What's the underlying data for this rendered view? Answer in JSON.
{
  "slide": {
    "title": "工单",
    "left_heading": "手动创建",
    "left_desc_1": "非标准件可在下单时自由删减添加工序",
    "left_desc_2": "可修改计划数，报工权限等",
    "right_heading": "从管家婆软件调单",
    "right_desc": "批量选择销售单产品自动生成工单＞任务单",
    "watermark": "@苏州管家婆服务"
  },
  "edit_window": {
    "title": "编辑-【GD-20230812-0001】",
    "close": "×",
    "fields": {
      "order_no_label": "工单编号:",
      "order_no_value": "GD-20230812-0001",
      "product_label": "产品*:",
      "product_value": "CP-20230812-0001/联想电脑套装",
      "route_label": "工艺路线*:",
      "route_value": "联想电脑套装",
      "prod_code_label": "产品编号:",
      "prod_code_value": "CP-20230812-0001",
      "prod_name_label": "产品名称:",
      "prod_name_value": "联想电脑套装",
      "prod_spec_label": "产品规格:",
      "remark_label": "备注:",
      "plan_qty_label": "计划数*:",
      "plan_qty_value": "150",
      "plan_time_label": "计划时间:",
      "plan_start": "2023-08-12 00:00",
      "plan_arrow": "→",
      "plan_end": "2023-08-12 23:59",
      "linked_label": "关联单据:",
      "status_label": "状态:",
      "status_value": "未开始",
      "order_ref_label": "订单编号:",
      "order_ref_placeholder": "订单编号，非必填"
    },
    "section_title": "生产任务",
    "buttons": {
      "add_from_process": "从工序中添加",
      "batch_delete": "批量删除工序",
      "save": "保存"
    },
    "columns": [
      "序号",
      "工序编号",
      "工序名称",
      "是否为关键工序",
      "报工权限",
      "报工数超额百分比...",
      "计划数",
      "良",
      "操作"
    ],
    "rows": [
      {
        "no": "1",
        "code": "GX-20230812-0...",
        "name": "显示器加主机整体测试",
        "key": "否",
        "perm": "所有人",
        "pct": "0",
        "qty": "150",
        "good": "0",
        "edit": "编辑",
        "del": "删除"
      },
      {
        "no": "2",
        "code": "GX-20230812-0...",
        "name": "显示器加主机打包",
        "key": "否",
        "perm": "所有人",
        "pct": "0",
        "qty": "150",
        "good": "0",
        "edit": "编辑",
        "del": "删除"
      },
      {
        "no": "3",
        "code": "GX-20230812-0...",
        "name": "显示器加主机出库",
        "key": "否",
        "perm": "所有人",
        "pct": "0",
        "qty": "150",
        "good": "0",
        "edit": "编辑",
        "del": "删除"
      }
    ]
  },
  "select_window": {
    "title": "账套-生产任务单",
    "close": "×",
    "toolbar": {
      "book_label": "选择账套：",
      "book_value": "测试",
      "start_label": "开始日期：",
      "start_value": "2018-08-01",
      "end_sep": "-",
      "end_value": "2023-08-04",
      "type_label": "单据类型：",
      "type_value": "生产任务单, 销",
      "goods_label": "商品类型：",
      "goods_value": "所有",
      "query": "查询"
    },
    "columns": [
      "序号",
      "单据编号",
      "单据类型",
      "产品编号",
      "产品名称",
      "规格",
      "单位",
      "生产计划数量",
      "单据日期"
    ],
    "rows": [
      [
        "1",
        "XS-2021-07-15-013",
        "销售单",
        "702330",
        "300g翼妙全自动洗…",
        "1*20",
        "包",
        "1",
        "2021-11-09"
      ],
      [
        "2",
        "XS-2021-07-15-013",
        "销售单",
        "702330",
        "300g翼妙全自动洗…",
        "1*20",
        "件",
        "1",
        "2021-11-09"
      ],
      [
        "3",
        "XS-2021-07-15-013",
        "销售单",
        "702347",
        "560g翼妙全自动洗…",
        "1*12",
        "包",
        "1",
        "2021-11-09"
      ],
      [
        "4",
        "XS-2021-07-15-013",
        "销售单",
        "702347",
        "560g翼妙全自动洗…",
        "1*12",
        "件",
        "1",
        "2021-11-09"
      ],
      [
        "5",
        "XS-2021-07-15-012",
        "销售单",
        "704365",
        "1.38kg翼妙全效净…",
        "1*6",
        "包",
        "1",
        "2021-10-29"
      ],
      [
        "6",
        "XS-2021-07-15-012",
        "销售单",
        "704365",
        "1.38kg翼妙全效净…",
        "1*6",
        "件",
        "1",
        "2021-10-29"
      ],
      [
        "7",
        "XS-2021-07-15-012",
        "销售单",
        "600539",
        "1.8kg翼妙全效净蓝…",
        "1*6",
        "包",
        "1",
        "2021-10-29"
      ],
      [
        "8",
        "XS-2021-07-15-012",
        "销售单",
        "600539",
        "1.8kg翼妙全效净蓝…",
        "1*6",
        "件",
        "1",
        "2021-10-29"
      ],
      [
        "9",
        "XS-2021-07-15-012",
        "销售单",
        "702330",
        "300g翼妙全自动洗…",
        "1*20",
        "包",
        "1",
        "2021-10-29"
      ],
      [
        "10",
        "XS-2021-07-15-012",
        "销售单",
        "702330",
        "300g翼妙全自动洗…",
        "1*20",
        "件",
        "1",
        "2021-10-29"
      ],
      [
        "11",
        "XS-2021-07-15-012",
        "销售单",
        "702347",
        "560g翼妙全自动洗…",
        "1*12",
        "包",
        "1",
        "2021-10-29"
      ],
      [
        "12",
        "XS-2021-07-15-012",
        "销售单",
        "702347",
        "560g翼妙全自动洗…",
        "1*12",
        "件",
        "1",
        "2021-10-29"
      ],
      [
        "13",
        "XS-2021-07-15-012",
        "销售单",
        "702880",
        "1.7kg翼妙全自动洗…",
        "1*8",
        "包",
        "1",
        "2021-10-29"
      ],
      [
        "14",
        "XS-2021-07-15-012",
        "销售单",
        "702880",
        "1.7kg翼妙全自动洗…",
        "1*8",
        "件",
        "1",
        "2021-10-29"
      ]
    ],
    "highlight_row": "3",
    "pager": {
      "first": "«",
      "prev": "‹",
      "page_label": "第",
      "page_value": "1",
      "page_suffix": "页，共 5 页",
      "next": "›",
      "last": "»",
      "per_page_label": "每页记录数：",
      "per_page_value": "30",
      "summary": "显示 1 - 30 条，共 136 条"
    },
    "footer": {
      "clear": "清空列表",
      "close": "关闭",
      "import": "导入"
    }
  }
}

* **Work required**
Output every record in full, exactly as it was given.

* **Task output**
What's the underlying data for this rendered view? Answer in JSON.
{
  "slide": {
    "title": "工单",
    "left_heading": "手动创建",
    "left_desc_1": "非标准件可在下单时自由删减添加工序",
    "left_desc_2": "可修改计划数，报工权限等",
    "right_heading": "从管家婆软件调单",
    "right_desc": "批量选择销售单产品自动生成工单＞任务单",
    "watermark": "@苏州管家婆服务"
  },
  "edit_window": {
    "title": "编辑-【GD-20230812-0001】",
    "close": "×",
    "fields": {
      "order_no_label": "工单编号:",
      "order_no_value": "GD-20230812-0001",
      "product_label": "产品*:",
      "product_value": "CP-20230812-0001/联想电脑套装",
      "route_label": "工艺路线*:",
      "route_value": "联想电脑套装",
      "prod_code_label": "产品编号:",
      "prod_code_value": "CP-20230812-0001",
      "prod_name_label": "产品名称:",
      "prod_name_value": "联想电脑套装",
      "prod_spec_label": "产品规格:",
      "remark_label": "备注:",
      "plan_qty_label": "计划数*:",
      "plan_qty_value": "150",
      "plan_time_label": "计划时间:",
      "plan_start": "2023-08-12 00:00",
      "plan_arrow": "→",
      "plan_end": "2023-08-12 23:59",
      "linked_label": "关联单据:",
      "status_label": "状态:",
      "status_value": "未开始",
      "order_ref_label": "订单编号:",
      "order_ref_placeholder": "订单编号，非必填"
    },
    "section_title": "生产任务",
    "buttons": {
      "add_from_process": "从工序中添加",
      "batch_delete": "批量删除工序",
      "save": "保存"
    },
    "columns": [
      "序号",
      "工序编号",
      "工序名称",
      "是否为关键工序",
      "报工权限",
      "报工数超额百分比...",
      "计划数",
      "良",
      "操作"
    ],
    "rows": [
      {
        "no": "1",
        "code": "GX-20230812-0...",
        "name": "显示器加主机整体测试",
        "key": "否",
        "perm": "所有人",
        "pct": "0",
        "qty": "150",
        "good": "0",
        "edit": "编辑",
        "del": "删除"
      },
      {
        "no": "2",
        "code": "GX-20230812-0...",
        "name": "显示器加主机打包",
        "key": "否",
        "perm": "所有人",
        "pct": "0",
        "qty": "150",
        "good": "0",
        "edit": "编辑",
        "del": "删除"
      },
      {
        "no": "3",
        "code": "GX-20230812-0...",
        "name": "显示器加主机出库",
        "key": "否",
        "perm": "所有人",
        "pct": "0",
        "qty": "150",
        "good": "0",
        "edit": "编辑",
        "del": "删除"
      }
    ]
  },
  "select_window": {
    "title": "账套-生产任务单",
    "close": "×",
    "toolbar": {
      "book_label": "选择账套：",
      "book_value": "测试",
      "start_label": "开始日期：",
      "start_value": "2018-08-01",
      "end_sep": "-",
      "end_value": "2023-08-04",
      "type_label": "单据类型：",
      "type_value": "生产任务单, 销",
      "goods_label": "商品类型：",
      "goods_value": "所有",
      "query": "查询"
    },
    "columns": [
      "序号",
      "单据编号",
      "单据类型",
      "产品编号",
      "产品名称",
      "规格",
      "单位",
      "生产计划数量",
      "单据日期"
    ],
    "rows": [
      [
        "1",
        "XS-2021-07-15-013",
        "销售单",
        "702330",
        "300g翼妙全自动洗…",
        "1*20",
        "包",
        "1",
        "2021-11-09"
      ],
      [
        "2",
        "XS-2021-07-15-013",
        "销售单",
        "702330",
        "300g翼妙全自动洗…",
        "1*20",
        "件",
        "1",
        "2021-11-09"
      ],
      [
        "3",
        "XS-2021-07-15-013",
        "销售单",
        "702347",
        "560g翼妙全自动洗…",
        "1*12",
        "包",
        "1",
        "2021-11-09"
      ],
      [
        "4",
        "XS-2021-07-15-013",
        "销售单",
        "702347",
        "560g翼妙全自动洗…",
        "1*12",
        "件",
        "1",
        "2021-11-09"
      ],
      [
        "5",
        "XS-2021-07-15-012",
        "销售单",
        "704365",
        "1.38kg翼妙全效净…",
        "1*6",
        "包",
        "1",
        "2021-10-29"
      ],
      [
        "6",
        "XS-2021-07-15-012",
        "销售单",
        "704365",
        "1.38kg翼妙全效净…",
        "1*6",
        "件",
        "1",
        "2021-10-29"
      ],
      [
        "7",
        "XS-2021-07-15-012",
        "销售单",
        "600539",
        "1.8kg翼妙全效净蓝…",
        "1*6",
        "包",
        "1",
        "2021-10-29"
      ],
      [
        "8",
        "XS-2021-07-15-012",
        "销售单",
        "600539",
        "1.8kg翼妙全效净蓝…",
        "1*6",
        "件",
        "1",
        "2021-10-29"
      ],
      [
        "9",
        "XS-2021-07-15-012",
        "销售单",
        "702330",
        "300g翼妙全自动洗…",
        "1*20",
        "包",
        "1",
        "2021-10-29"
      ],
      [
        "10",
        "XS-2021-07-15-012",
        "销售单",
        "702330",
        "300g翼妙全自动洗…",
        "1*20",
        "件",
        "1",
        "2021-10-29"
      ],
      [
        "11",
        "XS-2021-07-15-012",
        "销售单",
        "702347",
        "560g翼妙全自动洗…",
        "1*12",
        "包",
        "1",
        "2021-10-29"
      ],
      [
        "12",
        "XS-2021-07-15-012",
        "销售单",
        "702347",
        "560g翼妙全自动洗…",
        "1*12",
        "件",
        "1",
        "2021-10-29"
      ],
      [
        "13",
        "XS-2021-07-15-012",
        "销售单",
        "702880",
        "1.7kg翼妙全自动洗…",
        "1*8",
        "包",
        "1",
        "2021-10-29"
      ],
      [
        "14",
        "XS-2021-07-15-012",
        "销售单",
        "702880",
        "1.7kg翼妙全自动洗…",
        "1*8",
        "件",
        "1",
        "2021-10-29"
      ]
    ],
    "highlight_row": "3",
    "pager": {
      "first": "«",
      "prev": "‹",
      "page_label": "第",
      "page_value": "1",
      "page_suffix": "页，共 5 页",
      "next": "›",
      "last": "»",
      "per_page_label": "每页记录数：",
      "per_page_value": "30",
      "summary": "显示 1 - 30 条，共 136 条"
    },
    "footer": {
      "clear": "清空列表",
      "close": "关闭",
      "import": "导入"
    }
  }
}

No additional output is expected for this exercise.